  24. 24. Zooflagellates <ul><li>Protozoans that move by means of a flagella </li></ul><ul><li>Many are free-living freshwater or marine organisms </li></ul><ul><li>Many live in symbiotic relationships with other organisms </li></ul><ul><ul><li>Example: Trichonympha live in the guts of termites and digest cellulose </li></ul></ul><ul><li>Some are parasites that cause disease </li></ul><ul><ul><li>Example: Trypanosoma causes African sleeping sickness </li></ul></ul>
  25. 25. Trypanosomes
  26. 26. Trichomona
  27. 27. Ciliaphorans <ul><li>Protozoans covered with hair like projections, cilia, used to move </li></ul><ul><li>The largest and most diverse group </li></ul><ul><li>Examples: </li></ul><ul><ul><li>Paramecium </li></ul></ul><ul><ul><li>Stentor </li></ul></ul>
  28. 28. The Paramecium
  29. 29. Sporozoans <ul><li>Have no structures for movement </li></ul><ul><li>Live as parasites on other animals </li></ul><ul><ul><li>Spore-forming parasitic protozoans </li></ul></ul><ul><li>Have complex life cycles that include both sexual and asexual phases </li></ul><ul><li>Some cause human diseases </li></ul><ul><ul><li>Example: plasmodium causes malarial carried by mosquitos </li></ul></ul>
  30. 30. Fungus-like Protists <ul><li>Live in damp, watery places </li></ul><ul><li>Decomposers </li></ul><ul><li>Extract nutrients from dead organisms </li></ul><ul><li>Three groups: </li></ul><ul><ul><li>Plasmodial slime molds </li></ul></ul><ul><ul><li>Cellular slime molds </li></ul></ul><ul><ul><li>Water molds </li></ul></ul>
  31. 31. Plasmodial Slime Molds <ul><li>Have different forms at different stages in their life cycle </li></ul><ul><li>Plasmodium = feeding stage </li></ul><ul><li>Forms a fruiting body that produces spores </li></ul><ul><li>Spores unite to form amoeboid zygote  the second stage </li></ul><ul><li>Mitosis of the zygote regenerates the plasmodium </li></ul>
  32. 32. Slime Mold
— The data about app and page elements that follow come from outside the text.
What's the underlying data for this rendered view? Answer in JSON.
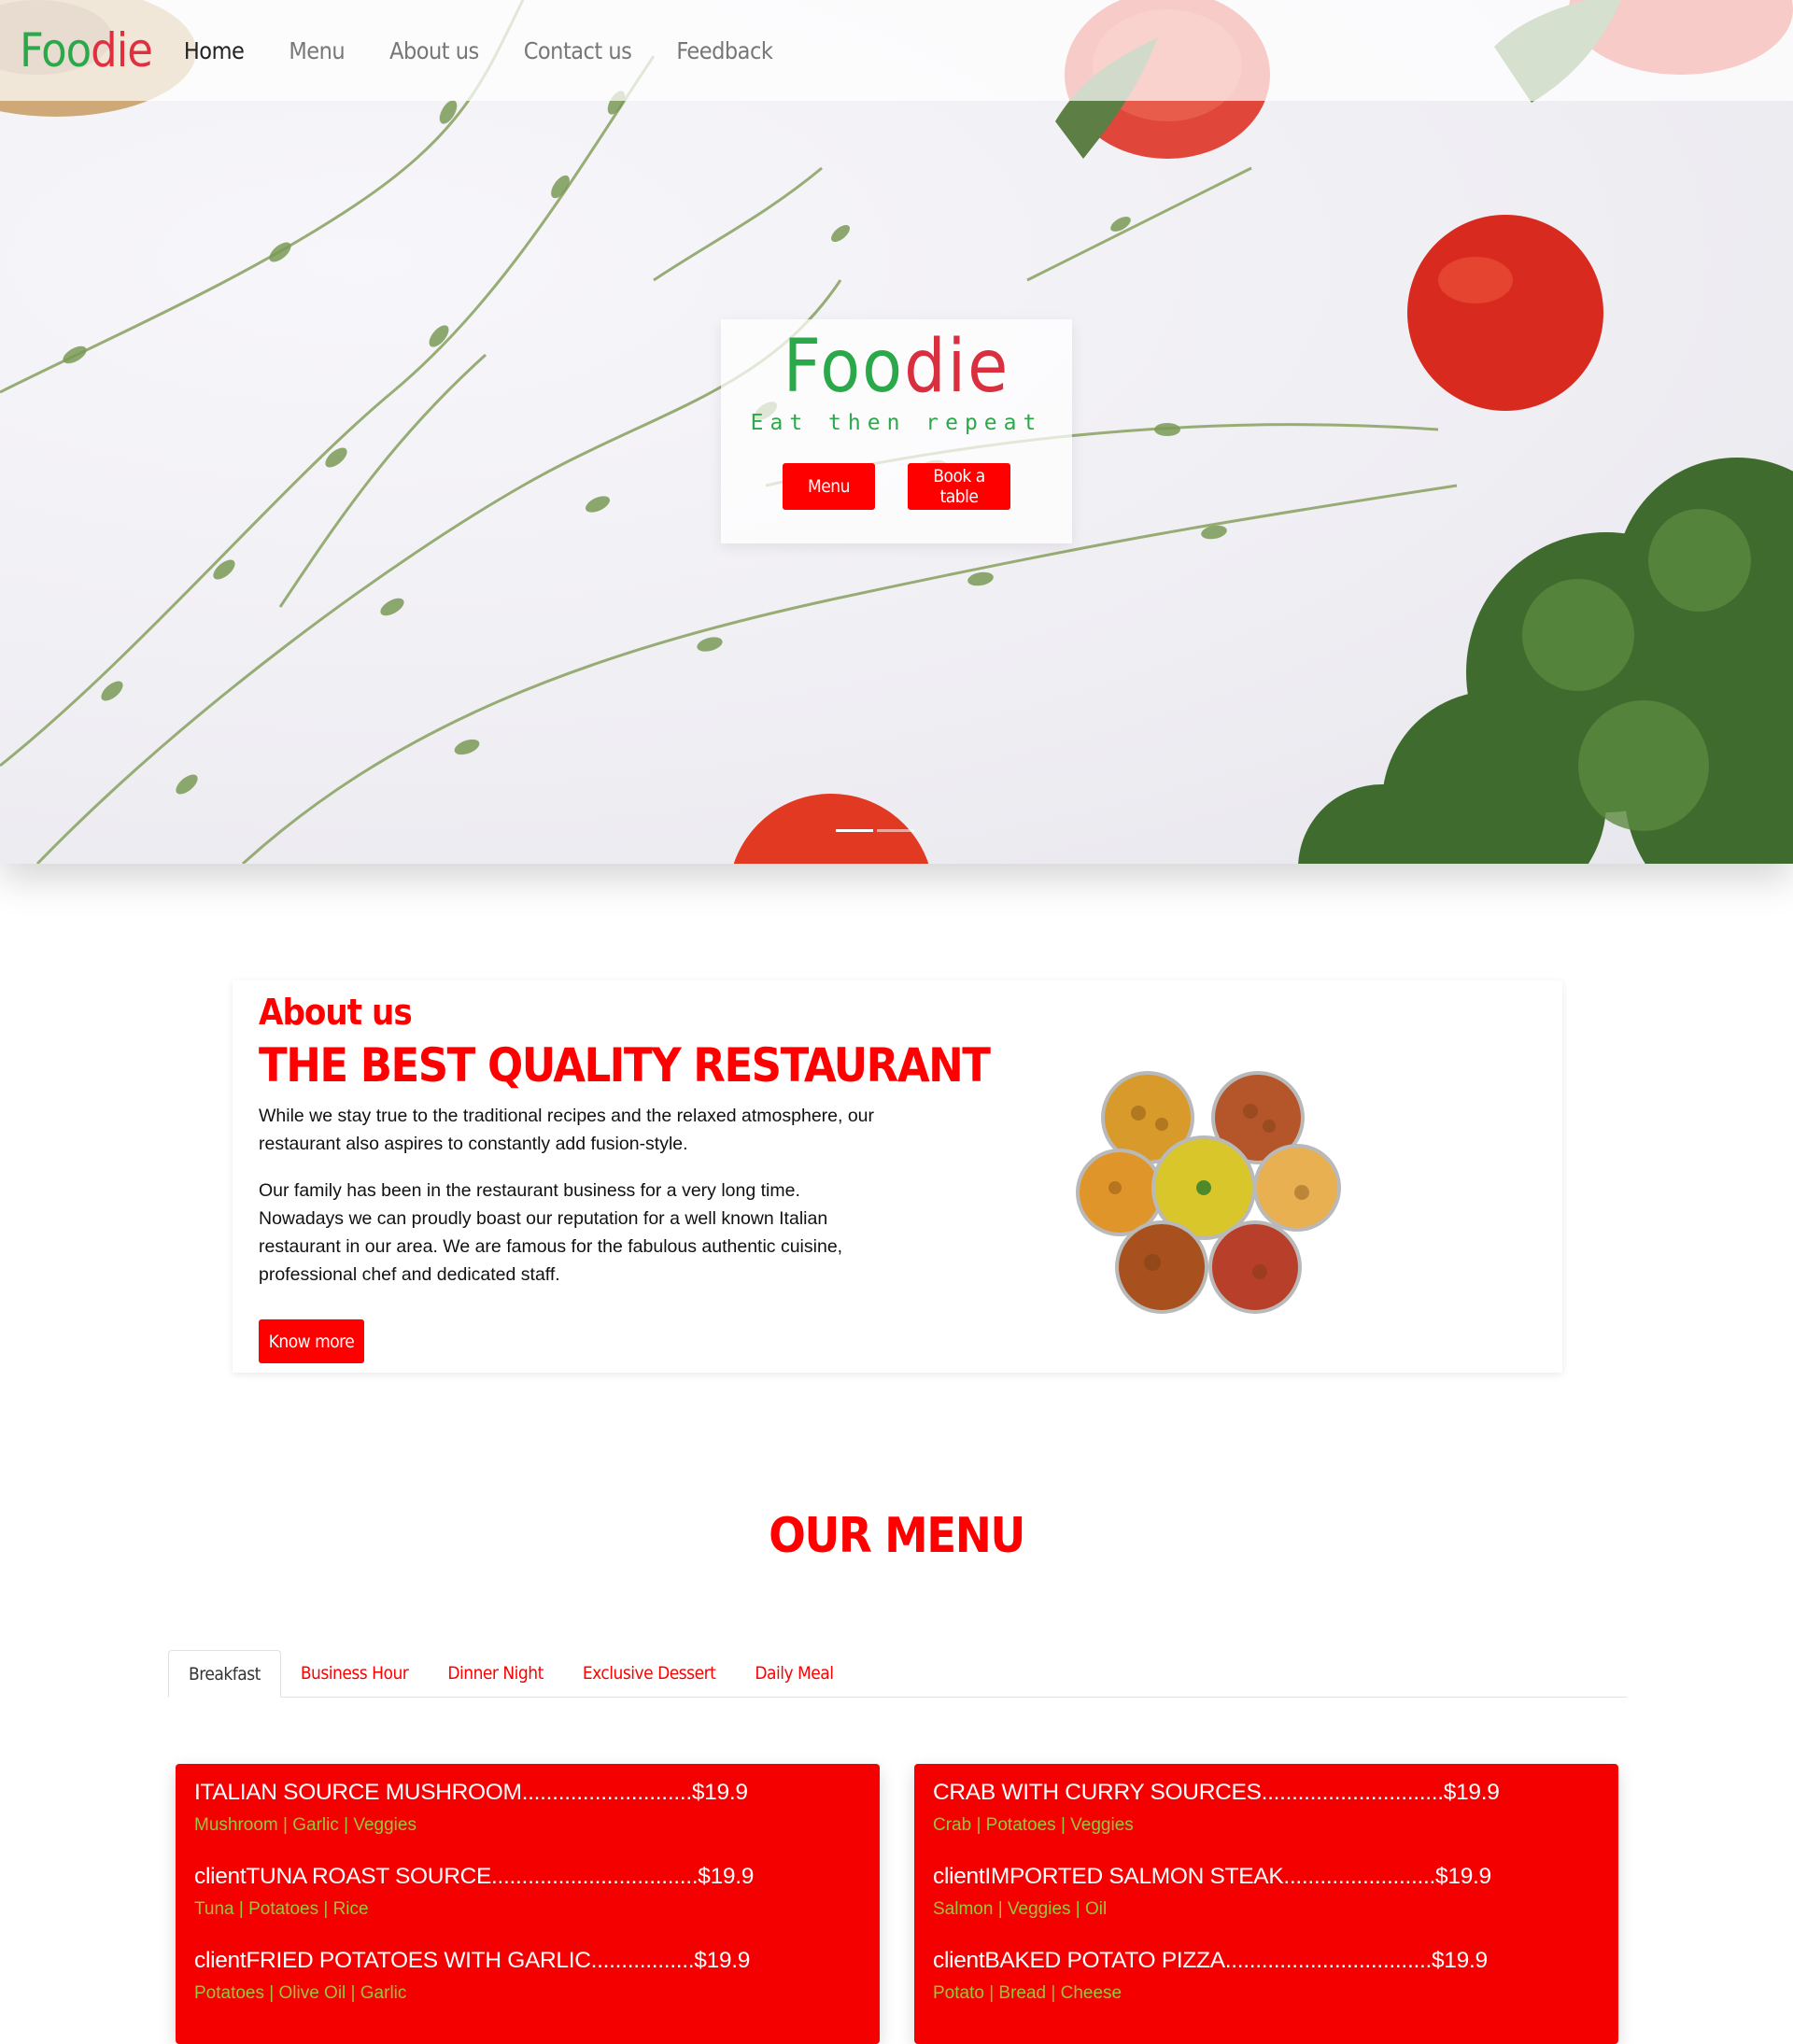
{
  "navbar": {
    "brand_part1": "Foo",
    "brand_part2": "die",
    "links": [
      "Home",
      "Menu",
      "About us",
      "Contact us",
      "Feedback"
    ]
  },
  "hero": {
    "title_part1": "Foo",
    "title_part2": "die",
    "tagline": "Eat then repeat",
    "menu_button": "Menu",
    "book_button": "Book a table"
  },
  "about": {
    "heading": "About us",
    "title": "THE BEST QUALITY RESTAURANT",
    "paragraph1": "While we stay true to the traditional recipes and the relaxed atmosphere, our restaurant also aspires to constantly add fusion-style.",
    "paragraph2": "Our family has been in the restaurant business for a very long time. Nowadays we can proudly boast our reputation for a well known Italian restaurant in our area. We are famous for the fabulous authentic cuisine, professional chef and dedicated staff.",
    "button": "Know more"
  },
  "menu": {
    "heading": "OUR MENU",
    "tabs": [
      "Breakfast",
      "Business Hour",
      "Dinner Night",
      "Exclusive Dessert",
      "Daily Meal"
    ],
    "active_tab": "Breakfast",
    "cards": [
      {
        "items": [
          {
            "name": "ITALIAN SOURCE MUSHROOM............................$19.9",
            "ingredients": "Mushroom | Garlic | Veggies"
          },
          {
            "name": "clientTUNA ROAST SOURCE..................................$19.9",
            "ingredients": "Tuna | Potatoes | Rice"
          },
          {
            "name": "clientFRIED POTATOES WITH GARLIC.................$19.9",
            "ingredients": "Potatoes | Olive Oil | Garlic"
          }
        ]
      },
      {
        "items": [
          {
            "name": "CRAB WITH CURRY SOURCES..............................$19.9",
            "ingredients": "Crab | Potatoes | Veggies"
          },
          {
            "name": "clientIMPORTED SALMON STEAK.........................$19.9",
            "ingredients": "Salmon | Veggies | Oil"
          },
          {
            "name": "clientBAKED POTATO PIZZA..................................$19.9",
            "ingredients": "Potato | Bread | Cheese"
          }
        ]
      }
    ]
  },
  "colors": {
    "accent_red": "#ff0000",
    "card_red": "#f40000",
    "brand_green": "#2aa84a",
    "ingredient_green": "#9bc53d"
  }
}
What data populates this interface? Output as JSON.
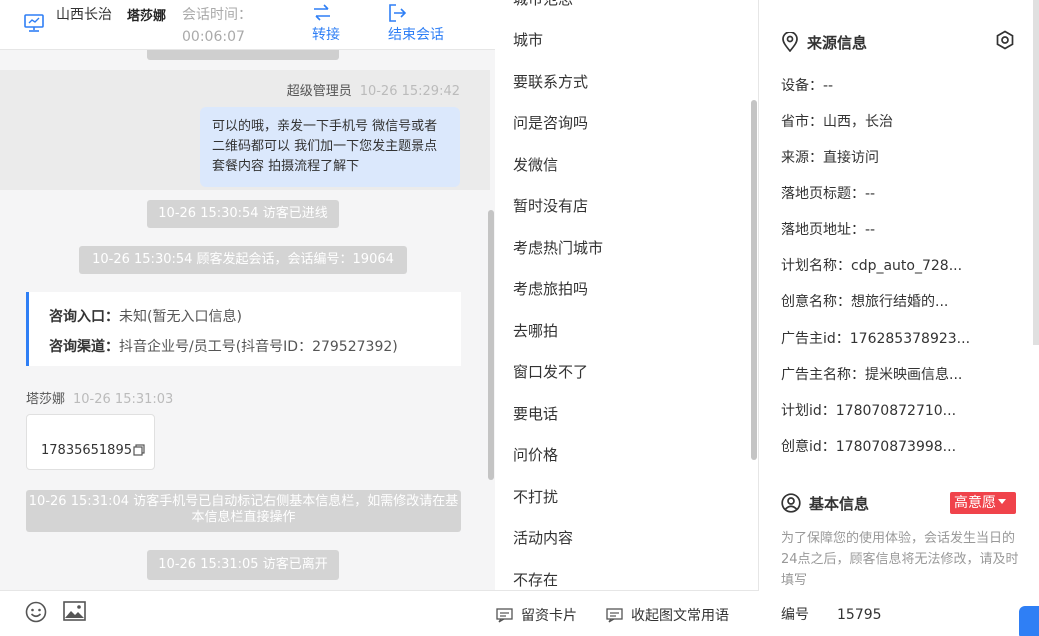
{
  "header": {
    "location": "山西长治",
    "visitor_name": "塔莎娜",
    "session_time_label": "会话时间：",
    "session_time_value": "00:06:07",
    "transfer_label": "转接",
    "end_label": "结束会话"
  },
  "chat": {
    "agent_name": "超级管理员",
    "agent_time": "10-26 15:29:42",
    "agent_message": "可以的哦，亲发一下手机号 微信号或者二维码都可以 我们加一下您发主题景点 套餐内容 拍摄流程了解下",
    "sys_enter": "10-26 15:30:54 访客已进线",
    "sys_start": "10-26 15:30:54 顾客发起会话，会话编号：19064",
    "entry_label": "咨询入口：",
    "entry_value": "未知(暂无入口信息)",
    "channel_label": "咨询渠道：",
    "channel_value": "抖音企业号/员工号(抖音号ID：279527392)",
    "visitor_name": "塔莎娜",
    "visitor_time": "10-26 15:31:03",
    "visitor_phone": "17835651895",
    "sys_phone_tag": "10-26 15:31:04 访客手机号已自动标记右侧基本信息栏，如需修改请在基本信息栏直接操作",
    "sys_leave": "10-26 15:31:05 访客已离开"
  },
  "footer": {
    "card_label": "留资卡片",
    "collapse_label": "收起图文常用语"
  },
  "phrases": [
    "城市范思",
    "城市",
    "要联系方式",
    "问是咨询吗",
    "发微信",
    "暂时没有店",
    "考虑热门城市",
    "考虑旅拍吗",
    "去哪拍",
    "窗口发不了",
    "要电话",
    "问价格",
    "不打扰",
    "活动内容",
    "不存在"
  ],
  "source": {
    "title": "来源信息",
    "rows": [
      "设备：--",
      "省市：山西，长治",
      "来源：直接访问",
      "落地页标题：--",
      "落地页地址：--",
      "计划名称：cdp_auto_728...",
      "创意名称：想旅行结婚的...",
      "广告主id：176285378923...",
      "广告主名称：提米映画信息...",
      "计划id：178070872710...",
      "创意id：178070873998..."
    ]
  },
  "basic": {
    "title": "基本信息",
    "intent": "高意愿",
    "notice": "为了保障您的使用体验，会话发生当日的24点之后，顾客信息将无法修改，请及时填写",
    "id_label": "编号",
    "id_value": "15795"
  },
  "colors": {
    "accent": "#2f7ff5",
    "agent_bubble": "#dbe8fc",
    "intent_badge": "#f0434b",
    "system_pill": "#d4d4d4"
  },
  "icons": [
    "monitor-icon",
    "transfer-icon",
    "exit-icon",
    "emoji-icon",
    "image-icon",
    "card-icon",
    "collapse-icon",
    "location-pin-icon",
    "settings-icon",
    "user-circle-icon",
    "copy-icon"
  ]
}
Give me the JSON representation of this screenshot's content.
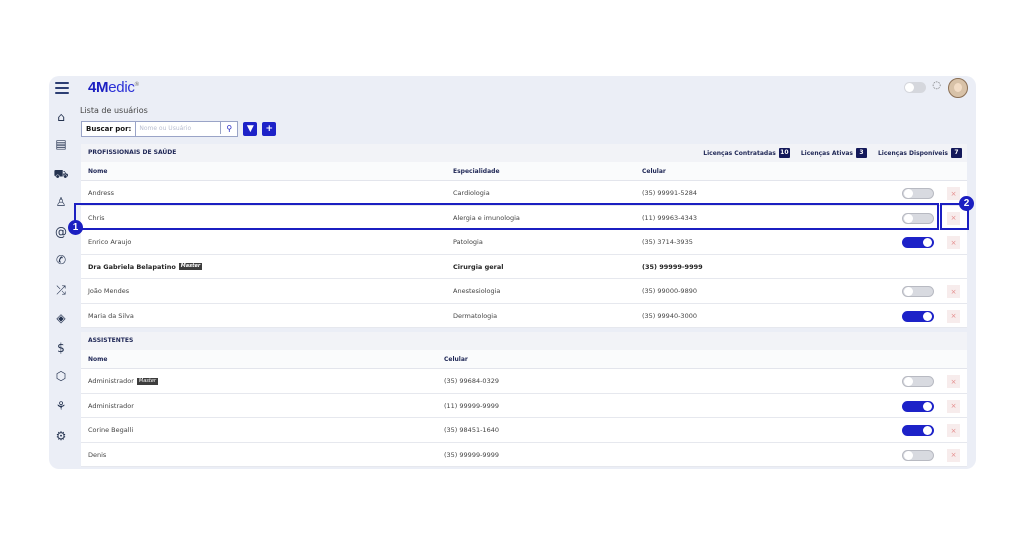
{
  "app": {
    "logo_bold": "4M",
    "logo_rest": "edic",
    "page_title": "Lista de usuários"
  },
  "sidebar": {
    "items": [
      {
        "icon": "home-icon",
        "glyph": "⌂"
      },
      {
        "icon": "calendar-icon",
        "glyph": "▤"
      },
      {
        "icon": "car-icon",
        "glyph": "⛟"
      },
      {
        "icon": "user-icon",
        "glyph": "♙"
      },
      {
        "icon": "at-icon",
        "glyph": "@"
      },
      {
        "icon": "phone-icon",
        "glyph": "✆"
      },
      {
        "icon": "shuffle-icon",
        "glyph": "⤮"
      },
      {
        "icon": "tag-icon",
        "glyph": "◈"
      },
      {
        "icon": "dollar-icon",
        "glyph": "$"
      },
      {
        "icon": "box-icon",
        "glyph": "⬡"
      },
      {
        "icon": "chart-icon",
        "glyph": "⚘"
      },
      {
        "icon": "settings-icon",
        "glyph": "⚙"
      }
    ]
  },
  "search": {
    "label": "Buscar por:",
    "placeholder": "Nome ou Usuário",
    "value": ""
  },
  "professionals": {
    "title": "PROFISSIONAIS DE SAÚDE",
    "licenses": [
      {
        "label": "Licenças Contratadas",
        "count": "10"
      },
      {
        "label": "Licenças Ativas",
        "count": "3"
      },
      {
        "label": "Licenças Disponíveis",
        "count": "7"
      }
    ],
    "columns": {
      "name": "Nome",
      "specialty": "Especialidade",
      "phone": "Celular"
    },
    "rows": [
      {
        "name": "Andress",
        "specialty": "Cardiologia",
        "phone": "(35) 99991-5284",
        "active": false,
        "master": false,
        "bold": false
      },
      {
        "name": "Chris",
        "specialty": "Alergia e imunologia",
        "phone": "(11) 99963-4343",
        "active": false,
        "master": false,
        "bold": false
      },
      {
        "name": "Enrico Araujo",
        "specialty": "Patologia",
        "phone": "(35) 3714-3935",
        "active": true,
        "master": false,
        "bold": false
      },
      {
        "name": "Dra Gabriela Belapatino",
        "specialty": "Cirurgia geral",
        "phone": "(35) 99999-9999",
        "active": null,
        "master": true,
        "bold": true
      },
      {
        "name": "João Mendes",
        "specialty": "Anestesiologia",
        "phone": "(35) 99000-9890",
        "active": false,
        "master": false,
        "bold": false
      },
      {
        "name": "Maria da Silva",
        "specialty": "Dermatologia",
        "phone": "(35) 99940-3000",
        "active": true,
        "master": false,
        "bold": false
      }
    ]
  },
  "assistants": {
    "title": "ASSISTENTES",
    "columns": {
      "name": "Nome",
      "phone": "Celular"
    },
    "rows": [
      {
        "name": "Administrador",
        "phone": "(35) 99684-0329",
        "active": false,
        "master": true
      },
      {
        "name": "Administrador",
        "phone": "(11) 99999-9999",
        "active": true,
        "master": false
      },
      {
        "name": "Corine Begalli",
        "phone": "(35) 98451-1640",
        "active": true,
        "master": false
      },
      {
        "name": "Denis",
        "phone": "(35) 99999-9999",
        "active": false,
        "master": false
      }
    ]
  },
  "labels": {
    "master_badge": "Master",
    "delete_glyph": "×"
  },
  "annotations": [
    {
      "number": "1"
    },
    {
      "number": "2"
    }
  ],
  "colors": {
    "accent": "#1b1fc1",
    "toggle_on": "#1d22c8",
    "license_badge": "#14195a"
  }
}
  33. 33. Cellular Slime Molds <ul><li>Live in fresh water, damp soil, or decomposing plant material </li></ul><ul><li>Also alternate between an amoeboid form and a spore-producing fruiting body </li></ul><ul><li>Amoeboid stage is the feeding stage </li></ul><ul><ul><li>Reverse of plasmodial slime molds </li></ul></ul><ul><li>Amoeboid stage can produce a pseudoplasmodium </li></ul><ul><ul><li>“ Pseudo” because the individual cells are still independent </li></ul></ul><ul><li>Pseudoplasmodium produces fruiting bodies </li></ul><ul><li>Fruiting bodies produce spores </li></ul>
  34. 34. Water Molds <ul><li>Used to be classified as fungi </li></ul><ul><ul><li>Fungi have cell walls that contain chitin </li></ul></ul><ul><ul><li>Water molds have cell wall of cellulose </li></ul></ul><ul><ul><li>Water molds produce spores with flagella </li></ul></ul><ul><ul><li>Fungi produce spores without flagella </li></ul></ul><ul><li>Are decomposers or parasites </li></ul><ul><li>Includes water molds, white rusts, downy mildews </li></ul><ul><ul><li>Potato blight </li></ul></ul>
  35. 35. Powdery Mildew